All I want for Christmas ...
to find that perfect Christmas gift for the music lover in your life, so I’m going to throw a few suggestions your way. But before I dip into the grab bag, I’d like to make my strongest recommendation.
If you haven’t heard the news already, two marvelous local, live-music venues are closing indefinitely this weekend. Shuttering after a Sunday, Dec. 19, performance by Jono Manson and Donald Rubinstein,
in Eldorado (7 Caliente Road, 466-2782, www.mikesmusicexchange.com) has been liquidating the inventory in its music shop. According to the venue’s website, the business hopes to restructure as a nonprofit and reopen the performance space soon.
The became a beacon for live-music lovers after the Paramount nightclub closed in 2005. Now, at least for a little while, it’s going dark. According to Jason Reed, who mans the open-mic nights at the Pub & Grill, the music venue/restaurant will close after a Friday, Dec. 17, performance by Boris McCutcheon & The Salt Licks.
In light of these closings, I need to stress (again) the importance of supporting local music venues. Bar and club owners, if you don’t offer tickets for concerts that can be purchased in advance, you should. And music lovers, you need to buy them. And then go see the show. If you don’t like the acts being brought in, complain. Loudly. But complain to the bar owner — not to each other. Now for some choice holiday booty.

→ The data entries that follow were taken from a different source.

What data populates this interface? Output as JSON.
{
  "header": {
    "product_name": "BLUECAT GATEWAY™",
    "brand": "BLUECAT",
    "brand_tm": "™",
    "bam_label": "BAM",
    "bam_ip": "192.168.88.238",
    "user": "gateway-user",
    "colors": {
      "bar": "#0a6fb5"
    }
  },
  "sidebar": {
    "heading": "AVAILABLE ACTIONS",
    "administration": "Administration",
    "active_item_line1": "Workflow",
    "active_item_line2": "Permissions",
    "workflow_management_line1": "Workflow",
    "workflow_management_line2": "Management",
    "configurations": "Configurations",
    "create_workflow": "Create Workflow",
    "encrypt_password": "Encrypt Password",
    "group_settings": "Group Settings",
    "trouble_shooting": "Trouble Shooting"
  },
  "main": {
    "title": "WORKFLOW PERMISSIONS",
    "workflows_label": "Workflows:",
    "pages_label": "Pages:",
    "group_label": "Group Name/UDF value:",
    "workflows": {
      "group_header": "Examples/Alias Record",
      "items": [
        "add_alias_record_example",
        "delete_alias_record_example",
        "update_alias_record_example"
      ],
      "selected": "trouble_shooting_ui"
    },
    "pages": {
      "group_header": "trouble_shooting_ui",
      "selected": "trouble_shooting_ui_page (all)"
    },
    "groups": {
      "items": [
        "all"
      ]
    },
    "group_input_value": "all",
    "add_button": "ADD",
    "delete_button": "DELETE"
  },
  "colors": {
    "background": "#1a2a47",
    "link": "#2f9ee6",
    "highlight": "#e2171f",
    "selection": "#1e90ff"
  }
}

I had seen him perform before, but when I saw Mister Kali slay the mic during a Pato Banton show in April 2009 at Corazón, I knew for sure that this cat had no stylistic competitor in the state. Mastered at Stepbridge Studios in Santa Fe by Andrew Click, is the New Mexico-based dancehall-reggae album you’ve always wanted to hear but could never find — because it didn’t exist. Production value is high, Kali is a tongue-twisting lyrical master, and his backup musicians are solid-state. If you like dancehall, you’ll love this album. It’s available through www.cdbaby.com and Ernie B’s Reggae Distribution at www.ebreggae.com. You can also download it from iTunes.
The latest from McCutcheon and company serves up a smokin’ slab of countrified tuneage, from the up-tempo honky-tonk of “What Ails You” to the twangy, cry-in-yer-beer cover of the Townes Van Zandt ballad “No Place to Fall.” isn’t as bouncy as earlier efforts, like 2008’s but it’s still a fine piece of homegrown Americana.
For the hip-hop enthusiast, you can’t go wrong with these two books, one serious, the other hilarious.
(Yale University Press) is a collection of more than 100 rap lyrics written between 1978 and 2010, with a foreword by literary critic Henry Louis Gates Jr. and afterwords by rapper Common and Public Enemy’s Chuck D.
Book editors Adam Bradley and Andrew DuBois present hip-hop as it should be regarded: as a serious art form that has rescued rhyming from poetic obscurity. The other book is
by William Buckholz (Abrams Image). It’s simple: read rap lyrics, and then read Buckholz’s translations. For example, 50 Cent might rap, “Gettin’ what you get for a brick to talk greasy.” That means, according to the author, “I easily make a lot of money rapping, as lyrics quickly come to mind and flow out of my mouth smoothly, and the amount of time it has taken me to earn this quantity is much shorter than the long hours you work selling the constituent parts of a large package of cocaine in many small transactions, which is difficult work for you.” Word.